(Data items)
___

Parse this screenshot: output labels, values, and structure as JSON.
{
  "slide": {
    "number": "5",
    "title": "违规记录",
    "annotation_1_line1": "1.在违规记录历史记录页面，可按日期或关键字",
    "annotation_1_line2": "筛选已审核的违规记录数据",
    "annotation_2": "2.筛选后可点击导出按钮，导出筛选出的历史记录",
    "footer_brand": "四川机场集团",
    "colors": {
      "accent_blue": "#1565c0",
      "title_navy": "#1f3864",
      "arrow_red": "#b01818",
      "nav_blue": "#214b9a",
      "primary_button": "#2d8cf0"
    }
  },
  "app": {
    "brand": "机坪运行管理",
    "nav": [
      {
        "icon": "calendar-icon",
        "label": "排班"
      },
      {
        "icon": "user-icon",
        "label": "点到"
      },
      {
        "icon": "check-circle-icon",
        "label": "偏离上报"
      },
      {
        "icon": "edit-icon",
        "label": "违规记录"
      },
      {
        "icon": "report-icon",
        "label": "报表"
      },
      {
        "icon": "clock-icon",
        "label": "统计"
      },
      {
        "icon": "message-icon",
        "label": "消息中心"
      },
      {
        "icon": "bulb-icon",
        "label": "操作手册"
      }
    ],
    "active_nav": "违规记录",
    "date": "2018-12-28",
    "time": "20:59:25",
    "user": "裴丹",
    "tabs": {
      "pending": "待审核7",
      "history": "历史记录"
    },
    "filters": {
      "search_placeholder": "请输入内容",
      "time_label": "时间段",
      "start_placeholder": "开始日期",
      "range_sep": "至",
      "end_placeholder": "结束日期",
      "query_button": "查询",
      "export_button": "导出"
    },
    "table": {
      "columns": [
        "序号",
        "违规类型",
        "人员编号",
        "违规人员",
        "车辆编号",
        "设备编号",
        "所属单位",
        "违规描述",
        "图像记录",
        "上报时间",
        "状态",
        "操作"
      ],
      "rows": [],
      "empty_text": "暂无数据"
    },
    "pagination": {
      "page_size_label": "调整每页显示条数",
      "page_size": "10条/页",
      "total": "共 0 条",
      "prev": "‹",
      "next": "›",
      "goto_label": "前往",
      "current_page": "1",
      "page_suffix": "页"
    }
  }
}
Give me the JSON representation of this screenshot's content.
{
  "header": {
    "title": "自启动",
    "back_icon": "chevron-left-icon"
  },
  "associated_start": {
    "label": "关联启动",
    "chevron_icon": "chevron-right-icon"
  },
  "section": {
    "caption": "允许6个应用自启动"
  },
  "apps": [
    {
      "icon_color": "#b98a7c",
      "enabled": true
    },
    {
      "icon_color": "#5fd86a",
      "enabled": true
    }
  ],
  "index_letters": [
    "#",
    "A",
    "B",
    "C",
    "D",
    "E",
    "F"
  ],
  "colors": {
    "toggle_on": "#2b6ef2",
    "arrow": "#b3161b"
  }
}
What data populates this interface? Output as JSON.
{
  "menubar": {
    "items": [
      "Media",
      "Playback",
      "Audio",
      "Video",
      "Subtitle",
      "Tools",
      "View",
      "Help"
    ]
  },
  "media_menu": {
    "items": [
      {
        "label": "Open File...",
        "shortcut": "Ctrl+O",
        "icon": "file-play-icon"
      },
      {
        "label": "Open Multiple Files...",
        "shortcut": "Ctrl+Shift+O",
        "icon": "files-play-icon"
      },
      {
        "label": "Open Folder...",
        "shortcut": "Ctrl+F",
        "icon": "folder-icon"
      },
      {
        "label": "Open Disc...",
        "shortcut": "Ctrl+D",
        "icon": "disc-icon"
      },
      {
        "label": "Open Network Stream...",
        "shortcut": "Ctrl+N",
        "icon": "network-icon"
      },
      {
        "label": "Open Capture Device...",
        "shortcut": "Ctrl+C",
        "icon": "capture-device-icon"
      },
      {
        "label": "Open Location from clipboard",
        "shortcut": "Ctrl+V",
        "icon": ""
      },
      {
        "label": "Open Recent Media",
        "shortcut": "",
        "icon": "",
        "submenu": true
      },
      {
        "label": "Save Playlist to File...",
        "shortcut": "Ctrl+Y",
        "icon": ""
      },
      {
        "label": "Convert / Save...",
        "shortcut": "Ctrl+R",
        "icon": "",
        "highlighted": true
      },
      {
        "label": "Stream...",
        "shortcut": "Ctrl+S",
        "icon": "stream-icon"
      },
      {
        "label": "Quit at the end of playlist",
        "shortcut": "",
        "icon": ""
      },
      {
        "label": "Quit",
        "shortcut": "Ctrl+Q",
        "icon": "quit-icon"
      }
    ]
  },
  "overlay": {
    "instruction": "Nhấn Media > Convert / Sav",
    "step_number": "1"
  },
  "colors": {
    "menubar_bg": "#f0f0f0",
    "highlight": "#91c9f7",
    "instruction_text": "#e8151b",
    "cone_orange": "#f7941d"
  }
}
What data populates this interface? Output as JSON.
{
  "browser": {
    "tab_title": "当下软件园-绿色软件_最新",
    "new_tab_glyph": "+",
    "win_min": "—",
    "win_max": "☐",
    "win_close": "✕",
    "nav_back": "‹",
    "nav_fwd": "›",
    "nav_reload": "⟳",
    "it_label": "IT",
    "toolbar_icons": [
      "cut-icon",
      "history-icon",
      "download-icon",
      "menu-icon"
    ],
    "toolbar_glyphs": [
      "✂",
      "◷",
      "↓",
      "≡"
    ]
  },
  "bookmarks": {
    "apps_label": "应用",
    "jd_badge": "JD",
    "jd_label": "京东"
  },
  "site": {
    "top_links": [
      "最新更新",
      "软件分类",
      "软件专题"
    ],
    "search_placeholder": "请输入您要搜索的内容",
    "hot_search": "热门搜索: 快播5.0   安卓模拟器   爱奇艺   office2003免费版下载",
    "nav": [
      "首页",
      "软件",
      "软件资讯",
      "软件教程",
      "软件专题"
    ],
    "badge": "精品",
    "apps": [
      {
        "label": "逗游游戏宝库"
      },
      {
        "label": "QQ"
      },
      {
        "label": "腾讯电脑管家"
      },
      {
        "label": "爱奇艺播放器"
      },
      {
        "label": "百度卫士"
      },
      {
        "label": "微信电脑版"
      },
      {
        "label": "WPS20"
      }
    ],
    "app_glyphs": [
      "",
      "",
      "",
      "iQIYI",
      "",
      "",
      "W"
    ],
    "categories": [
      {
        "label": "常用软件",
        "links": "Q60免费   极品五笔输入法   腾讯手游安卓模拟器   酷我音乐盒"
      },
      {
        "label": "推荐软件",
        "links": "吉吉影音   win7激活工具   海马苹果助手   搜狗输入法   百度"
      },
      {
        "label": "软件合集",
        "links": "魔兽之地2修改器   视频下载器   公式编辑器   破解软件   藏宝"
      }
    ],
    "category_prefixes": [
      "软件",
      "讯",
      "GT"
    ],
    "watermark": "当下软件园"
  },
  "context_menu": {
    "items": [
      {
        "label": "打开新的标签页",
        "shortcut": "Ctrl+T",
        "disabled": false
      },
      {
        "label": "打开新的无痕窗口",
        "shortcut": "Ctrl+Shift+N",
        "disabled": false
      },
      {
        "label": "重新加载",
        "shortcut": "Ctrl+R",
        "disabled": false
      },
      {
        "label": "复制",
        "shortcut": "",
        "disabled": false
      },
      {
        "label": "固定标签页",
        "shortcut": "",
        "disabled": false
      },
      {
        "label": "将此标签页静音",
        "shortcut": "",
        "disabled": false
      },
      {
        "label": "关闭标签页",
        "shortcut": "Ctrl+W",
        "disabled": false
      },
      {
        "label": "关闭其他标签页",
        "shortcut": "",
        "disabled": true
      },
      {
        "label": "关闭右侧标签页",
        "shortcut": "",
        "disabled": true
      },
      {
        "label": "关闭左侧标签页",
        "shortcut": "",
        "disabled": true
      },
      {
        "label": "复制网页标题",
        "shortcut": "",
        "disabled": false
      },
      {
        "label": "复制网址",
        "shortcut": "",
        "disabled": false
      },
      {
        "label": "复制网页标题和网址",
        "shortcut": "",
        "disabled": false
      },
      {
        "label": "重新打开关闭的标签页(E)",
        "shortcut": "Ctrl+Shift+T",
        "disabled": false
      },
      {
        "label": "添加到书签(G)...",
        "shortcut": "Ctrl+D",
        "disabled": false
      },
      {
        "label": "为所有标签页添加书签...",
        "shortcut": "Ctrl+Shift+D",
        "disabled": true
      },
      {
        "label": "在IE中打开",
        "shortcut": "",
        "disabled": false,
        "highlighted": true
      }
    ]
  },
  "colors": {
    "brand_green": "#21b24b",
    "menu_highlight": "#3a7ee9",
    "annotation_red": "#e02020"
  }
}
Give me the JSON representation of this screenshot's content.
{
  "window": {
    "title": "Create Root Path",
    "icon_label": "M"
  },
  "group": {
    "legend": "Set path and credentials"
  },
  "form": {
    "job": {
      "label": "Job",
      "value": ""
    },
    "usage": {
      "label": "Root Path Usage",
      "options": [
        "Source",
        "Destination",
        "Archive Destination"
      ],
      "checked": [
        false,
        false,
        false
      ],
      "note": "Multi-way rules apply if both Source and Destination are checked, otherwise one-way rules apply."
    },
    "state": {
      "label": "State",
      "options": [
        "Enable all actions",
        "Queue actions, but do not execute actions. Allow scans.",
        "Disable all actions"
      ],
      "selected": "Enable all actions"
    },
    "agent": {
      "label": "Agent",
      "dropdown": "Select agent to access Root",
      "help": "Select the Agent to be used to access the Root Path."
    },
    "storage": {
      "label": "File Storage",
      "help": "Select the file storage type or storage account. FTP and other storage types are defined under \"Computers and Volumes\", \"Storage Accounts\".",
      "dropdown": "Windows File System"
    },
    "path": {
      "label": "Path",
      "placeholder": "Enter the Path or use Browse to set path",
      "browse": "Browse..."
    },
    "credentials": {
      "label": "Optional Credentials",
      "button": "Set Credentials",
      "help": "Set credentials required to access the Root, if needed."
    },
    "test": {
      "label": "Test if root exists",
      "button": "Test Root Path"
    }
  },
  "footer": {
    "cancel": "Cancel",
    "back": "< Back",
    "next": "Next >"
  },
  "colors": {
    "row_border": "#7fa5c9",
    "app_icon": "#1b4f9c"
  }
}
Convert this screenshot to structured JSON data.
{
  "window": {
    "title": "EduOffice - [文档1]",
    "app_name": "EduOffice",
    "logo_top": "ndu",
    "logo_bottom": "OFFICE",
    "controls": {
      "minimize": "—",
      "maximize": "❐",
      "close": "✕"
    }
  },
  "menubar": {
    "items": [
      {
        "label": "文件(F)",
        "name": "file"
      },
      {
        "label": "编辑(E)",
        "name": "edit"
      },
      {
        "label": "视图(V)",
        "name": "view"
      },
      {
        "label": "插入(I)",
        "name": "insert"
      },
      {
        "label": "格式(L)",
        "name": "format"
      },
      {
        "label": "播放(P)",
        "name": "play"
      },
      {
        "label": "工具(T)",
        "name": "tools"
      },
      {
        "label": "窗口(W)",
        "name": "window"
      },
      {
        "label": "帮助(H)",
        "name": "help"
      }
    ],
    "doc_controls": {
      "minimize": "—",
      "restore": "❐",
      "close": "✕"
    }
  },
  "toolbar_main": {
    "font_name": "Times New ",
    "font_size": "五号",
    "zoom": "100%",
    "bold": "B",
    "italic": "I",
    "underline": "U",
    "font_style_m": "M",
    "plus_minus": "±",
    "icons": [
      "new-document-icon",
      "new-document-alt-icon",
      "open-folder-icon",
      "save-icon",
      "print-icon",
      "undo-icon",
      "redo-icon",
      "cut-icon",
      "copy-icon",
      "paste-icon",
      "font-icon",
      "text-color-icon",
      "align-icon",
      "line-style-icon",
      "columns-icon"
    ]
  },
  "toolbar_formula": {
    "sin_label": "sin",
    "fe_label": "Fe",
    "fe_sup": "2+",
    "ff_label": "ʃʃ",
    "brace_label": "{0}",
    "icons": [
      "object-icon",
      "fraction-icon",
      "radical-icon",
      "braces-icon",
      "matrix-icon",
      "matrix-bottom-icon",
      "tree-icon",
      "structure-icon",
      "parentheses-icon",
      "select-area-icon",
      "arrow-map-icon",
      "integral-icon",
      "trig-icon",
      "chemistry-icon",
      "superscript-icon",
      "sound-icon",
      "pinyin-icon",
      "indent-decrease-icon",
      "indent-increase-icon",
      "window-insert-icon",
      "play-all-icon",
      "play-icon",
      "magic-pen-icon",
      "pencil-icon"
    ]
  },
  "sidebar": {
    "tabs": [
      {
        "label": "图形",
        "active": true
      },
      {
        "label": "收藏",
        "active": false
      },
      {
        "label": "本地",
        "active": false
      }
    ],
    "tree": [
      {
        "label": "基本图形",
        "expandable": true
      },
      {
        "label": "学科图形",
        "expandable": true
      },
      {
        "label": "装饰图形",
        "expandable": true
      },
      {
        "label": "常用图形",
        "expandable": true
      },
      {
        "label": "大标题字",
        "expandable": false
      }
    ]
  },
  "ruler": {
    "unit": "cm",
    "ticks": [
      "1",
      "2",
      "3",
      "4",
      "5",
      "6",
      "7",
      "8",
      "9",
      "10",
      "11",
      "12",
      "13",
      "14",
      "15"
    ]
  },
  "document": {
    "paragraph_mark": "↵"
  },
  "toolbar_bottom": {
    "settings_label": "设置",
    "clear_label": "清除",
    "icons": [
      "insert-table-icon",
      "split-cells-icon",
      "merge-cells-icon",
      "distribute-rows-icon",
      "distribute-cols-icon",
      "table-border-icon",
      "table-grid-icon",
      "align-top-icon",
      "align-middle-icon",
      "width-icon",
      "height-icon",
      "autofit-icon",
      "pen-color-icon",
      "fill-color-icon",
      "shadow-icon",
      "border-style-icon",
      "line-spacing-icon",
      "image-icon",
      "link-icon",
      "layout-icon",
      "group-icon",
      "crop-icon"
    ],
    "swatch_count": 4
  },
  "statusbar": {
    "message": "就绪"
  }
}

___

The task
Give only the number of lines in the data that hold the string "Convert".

Response for this exercise
3